Elon Musk has also played a big part in the 5G rollout, with plans for his company SpaceX to produce a Starlink constellation of around 12,000 satellites with the ability to deliver high-speed internet to people at an affordable price. In early May, Musk shared on his Instagram that 60 satellites have just been launched to start this mission.
Which brings us to today, with many wifi companies worried 5G’s reported speed will kill them off completely. With all the impressive pros, come also many concerns with 5G. Over 200 scientists and physicians who have researched the biological effects of radiofrequency radiation have signed the 5G appeal, calling for a cap on the use of the new technology.
The main areas of concern are interference issues, surveillance, and health risks. 5G uses millimetre wave radio transmissions (28GHz frequencies), which has roughly a tenth of the range of standard 4G. Therefore, this is resulting in a lot more masts, satellites and antennas needed to account for the short travel distance and provide clear reception. Apparently, 5G even has trouble passing through trees.
As for surveillance issues, many people are speculating a super-connected world will also be super susceptible to cyber attacks. We have already experienced ransomware, malware, crypto-jacking, identity theft, and data breaches, which arguably will only get worse with 5G.
Finally, the development of this new technology has sparked fear that 5G radiation could have adverse health effects. In April 2019, Geneva, Switzerland and Brussels, Belgium blocked a 5G trial because of radiation laws.
There are multiple speculations online through #stop5G and #5Gremedies, with a Facebook group founded by John Kuhles, Dutch UFO researcher. Kuhles is predicting symptoms such as hot flashes, blurred vision, vertigo, irregular or skipped heartbeats, unexplained pains, ringing in one or both ears, extreme fatigue or extreme energy bursts, nausea and flu-like symptoms, also known as ‘microwave sickness’. However, his website was criticised for fake news of 5G attacking and killings birds in the Netherlands alongside other propaganda.
In the U.S., Senator Patrick Colbeck said he believes that unregulated Wireless Radiation represents the number one environmental issue of our day—perhaps it’s important to note that Colbeck is also antivaccine. While in the U.K., conspiracy theorist David Icke expressed his concern that 5G millimetre wave technologies are used to scatter crowds and that it could potentially be used against us as a weapon.
So what now? 5G is here and has been here for a while.
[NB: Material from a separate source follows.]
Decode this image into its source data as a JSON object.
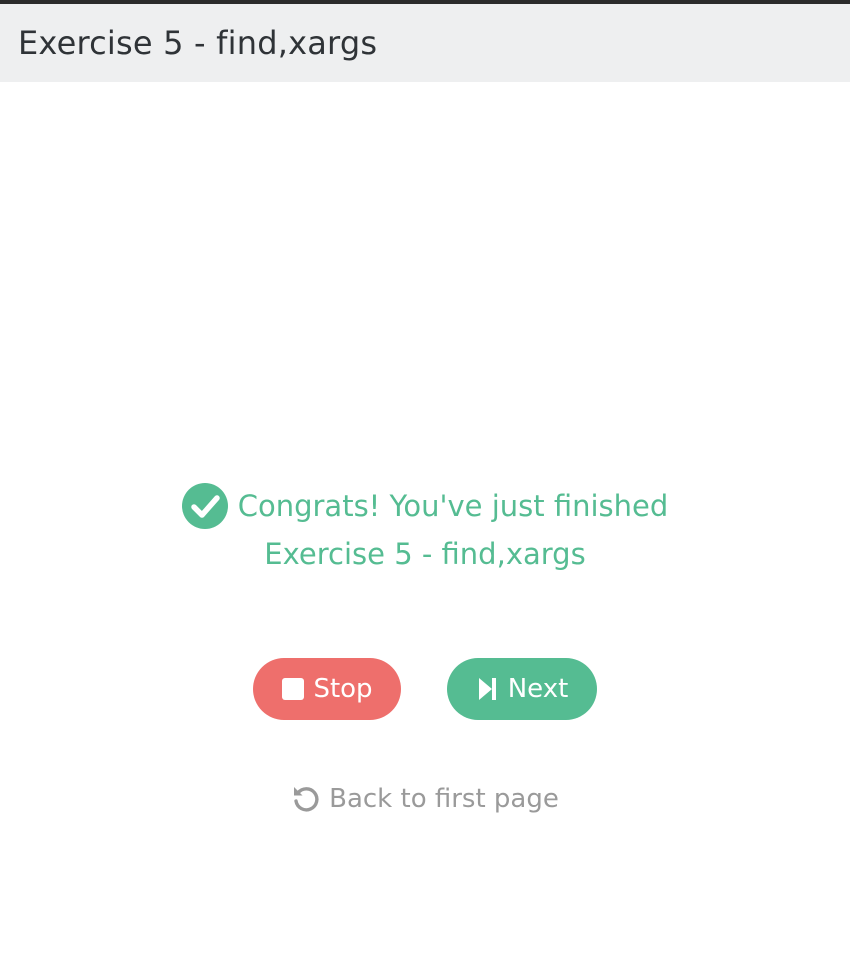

Later this year, it will launch across the busiest parts of the U.K. up until 2020. Overall, it is impossible to predict what new technologies can come out of this hyper-connectivity but what we can say is that the potential applications of 5G are numerous and exciting. Let’s just wait and see if we ever get ‘microwave sickness’.